__WHAT IS REQUIRED__: What is needed is an exact copy of all the data.

(Data records for software interfaces)

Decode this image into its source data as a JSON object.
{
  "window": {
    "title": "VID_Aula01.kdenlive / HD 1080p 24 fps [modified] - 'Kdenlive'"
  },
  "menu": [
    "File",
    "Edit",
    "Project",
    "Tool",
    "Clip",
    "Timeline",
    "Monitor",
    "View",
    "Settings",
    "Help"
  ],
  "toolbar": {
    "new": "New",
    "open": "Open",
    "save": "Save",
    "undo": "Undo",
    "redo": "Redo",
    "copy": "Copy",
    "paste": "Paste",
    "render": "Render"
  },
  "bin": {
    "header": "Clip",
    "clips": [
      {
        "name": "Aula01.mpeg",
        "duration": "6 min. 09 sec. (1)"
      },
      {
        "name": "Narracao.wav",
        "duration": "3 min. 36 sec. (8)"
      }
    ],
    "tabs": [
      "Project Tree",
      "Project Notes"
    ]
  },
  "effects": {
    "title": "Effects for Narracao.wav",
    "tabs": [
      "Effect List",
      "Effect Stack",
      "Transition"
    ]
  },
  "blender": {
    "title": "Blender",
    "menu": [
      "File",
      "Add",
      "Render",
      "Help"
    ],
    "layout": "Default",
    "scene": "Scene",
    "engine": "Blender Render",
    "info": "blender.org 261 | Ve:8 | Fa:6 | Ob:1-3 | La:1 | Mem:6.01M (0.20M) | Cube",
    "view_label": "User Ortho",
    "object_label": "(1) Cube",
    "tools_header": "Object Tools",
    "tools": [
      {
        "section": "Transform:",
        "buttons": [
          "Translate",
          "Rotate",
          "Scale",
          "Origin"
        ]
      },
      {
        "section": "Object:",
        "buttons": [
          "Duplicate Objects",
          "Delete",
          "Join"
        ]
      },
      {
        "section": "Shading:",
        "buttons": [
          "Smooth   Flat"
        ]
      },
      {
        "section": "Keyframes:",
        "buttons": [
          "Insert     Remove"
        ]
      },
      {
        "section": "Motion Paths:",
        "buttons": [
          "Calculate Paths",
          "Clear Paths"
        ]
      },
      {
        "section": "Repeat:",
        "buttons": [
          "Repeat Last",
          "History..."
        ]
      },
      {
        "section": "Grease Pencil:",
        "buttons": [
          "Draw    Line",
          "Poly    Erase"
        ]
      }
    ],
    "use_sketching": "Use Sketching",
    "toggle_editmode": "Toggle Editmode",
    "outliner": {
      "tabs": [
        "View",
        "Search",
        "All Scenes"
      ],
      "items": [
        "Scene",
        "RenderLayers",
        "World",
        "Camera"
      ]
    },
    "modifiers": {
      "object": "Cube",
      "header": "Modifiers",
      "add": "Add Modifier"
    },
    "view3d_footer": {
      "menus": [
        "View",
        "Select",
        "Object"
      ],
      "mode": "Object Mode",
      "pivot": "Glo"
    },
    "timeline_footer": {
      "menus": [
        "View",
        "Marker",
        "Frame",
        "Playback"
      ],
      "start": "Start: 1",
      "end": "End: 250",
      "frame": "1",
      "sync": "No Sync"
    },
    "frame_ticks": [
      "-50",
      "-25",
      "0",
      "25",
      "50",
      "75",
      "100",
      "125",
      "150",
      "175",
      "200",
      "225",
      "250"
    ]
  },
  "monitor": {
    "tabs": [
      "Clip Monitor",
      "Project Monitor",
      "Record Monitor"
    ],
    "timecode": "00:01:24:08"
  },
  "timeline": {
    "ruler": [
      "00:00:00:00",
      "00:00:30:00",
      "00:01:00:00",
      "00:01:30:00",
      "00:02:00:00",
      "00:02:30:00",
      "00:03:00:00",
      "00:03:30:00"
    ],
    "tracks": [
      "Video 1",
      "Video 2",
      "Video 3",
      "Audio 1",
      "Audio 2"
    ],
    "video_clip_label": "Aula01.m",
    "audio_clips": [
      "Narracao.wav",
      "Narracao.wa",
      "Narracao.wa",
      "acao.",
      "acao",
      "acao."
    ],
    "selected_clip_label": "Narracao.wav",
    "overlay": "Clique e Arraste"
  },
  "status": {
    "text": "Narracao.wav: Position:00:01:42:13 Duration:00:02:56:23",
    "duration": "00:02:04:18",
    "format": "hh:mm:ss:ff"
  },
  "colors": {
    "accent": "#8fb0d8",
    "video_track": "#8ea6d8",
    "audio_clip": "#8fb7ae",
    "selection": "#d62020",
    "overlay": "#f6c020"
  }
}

__YOUR SOLUTION__:
Decode this image into its source data as a JSON object.
{
  "window": {
    "title": "VID_Aula01.kdenlive / HD 1080p 24 fps [modified] - 'Kdenlive'"
  },
  "menu": [
    "File",
    "Edit",
    "Project",
    "Tool",
    "Clip",
    "Timeline",
    "Monitor",
    "View",
    "Settings",
    "Help"
  ],
  "toolbar": {
    "new": "New",
    "open": "Open",
    "save": "Save",
    "undo": "Undo",
    "redo": "Redo",
    "copy": "Copy",
    "paste": "Paste",
    "render": "Render"
  },
  "bin": {
    "header": "Clip",
    "clips": [
      {
        "name": "Aula01.mpeg",
        "duration": "6 min. 09 sec. (1)"
      },
      {
        "name": "Narracao.wav",
        "duration": "3 min. 36 sec. (8)"
      }
    ],
    "tabs": [
      "Project Tree",
      "Project Notes"
    ]
  },
  "effects": {
    "title": "Effects for Narracao.wav",
    "tabs": [
      "Effect List",
      "Effect Stack",
      "Transition"
    ]
  },
  "blender": {
    "title": "Blender",
    "menu": [
      "File",
      "Add",
      "Render",
      "Help"
    ],
    "layout": "Default",
    "scene": "Scene",
    "engine": "Blender Render",
    "info": "blender.org 261 | Ve:8 | Fa:6 | Ob:1-3 | La:1 | Mem:6.01M (0.20M) | Cube",
    "view_label": "User Ortho",
    "object_label": "(1) Cube",
    "tools_header": "Object Tools",
    "tools": [
      {
        "section": "Transform:",
        "buttons": [
          "Translate",
          "Rotate",
          "Scale",
          "Origin"
        ]
      },
      {
        "section": "Object:",
        "buttons": [
          "Duplicate Objects",
          "Delete",
          "Join"
        ]
      },
      {
        "section": "Shading:",
        "buttons": [
          "Smooth   Flat"
        ]
      },
      {
        "section": "Keyframes:",
        "buttons": [
          "Insert     Remove"
        ]
      },
      {
        "section": "Motion Paths:",
        "buttons": [
          "Calculate Paths",
          "Clear Paths"
        ]
      },
      {
        "section": "Repeat:",
        "buttons": [
          "Repeat Last",
          "History..."
        ]
      },
      {
        "section": "Grease Pencil:",
        "buttons": [
          "Draw    Line",
          "Poly    Erase"
        ]
      }
    ],
    "use_sketching": "Use Sketching",
    "toggle_editmode": "Toggle Editmode",
    "outliner": {
      "tabs": [
        "View",
        "Search",
        "All Scenes"
      ],
      "items": [
        "Scene",
        "RenderLayers",
        "World",
        "Camera"
      ]
    },
    "modifiers": {
      "object": "Cube",
      "header": "Modifiers",
      "add": "Add Modifier"
    },
    "view3d_footer": {
      "menus": [
        "View",
        "Select",
        "Object"
      ],
      "mode": "Object Mode",
      "pivot": "Glo"
    },
    "timeline_footer": {
      "menus": [
        "View",
        "Marker",
        "Frame",
        "Playback"
      ],
      "start": "Start: 1",
      "end": "End: 250",
      "frame": "1",
      "sync": "No Sync"
    },
    "frame_ticks": [
      "-50",
      "-25",
      "0",
      "25",
      "50",
      "75",
      "100",
      "125",
      "150",
      "175",
      "200",
      "225",
      "250"
    ]
  },
  "monitor": {
    "tabs": [
      "Clip Monitor",
      "Project Monitor",
      "Record Monitor"
    ],
    "timecode": "00:01:24:08"
  },
  "timeline": {
    "ruler": [
      "00:00:00:00",
      "00:00:30:00",
      "00:01:00:00",
      "00:01:30:00",
      "00:02:00:00",
      "00:02:30:00",
      "00:03:00:00",
      "00:03:30:00"
    ],
    "tracks": [
      "Video 1",
      "Video 2",
      "Video 3",
      "Audio 1",
      "Audio 2"
    ],
    "video_clip_label": "Aula01.m",
    "audio_clips": [
      "Narracao.wav",
      "Narracao.wa",
      "Narracao.wa",
      "acao.",
      "acao",
      "acao."
    ],
    "selected_clip_label": "Narracao.wav",
    "overlay": "Clique e Arraste"
  },
  "status": {
    "text": "Narracao.wav: Position:00:01:42:13 Duration:00:02:56:23",
    "duration": "00:02:04:18",
    "format": "hh:mm:ss:ff"
  },
  "colors": {
    "accent": "#8fb0d8",
    "video_track": "#8ea6d8",
    "audio_clip": "#8fb7ae",
    "selection": "#d62020",
    "overlay": "#f6c020"
  }
}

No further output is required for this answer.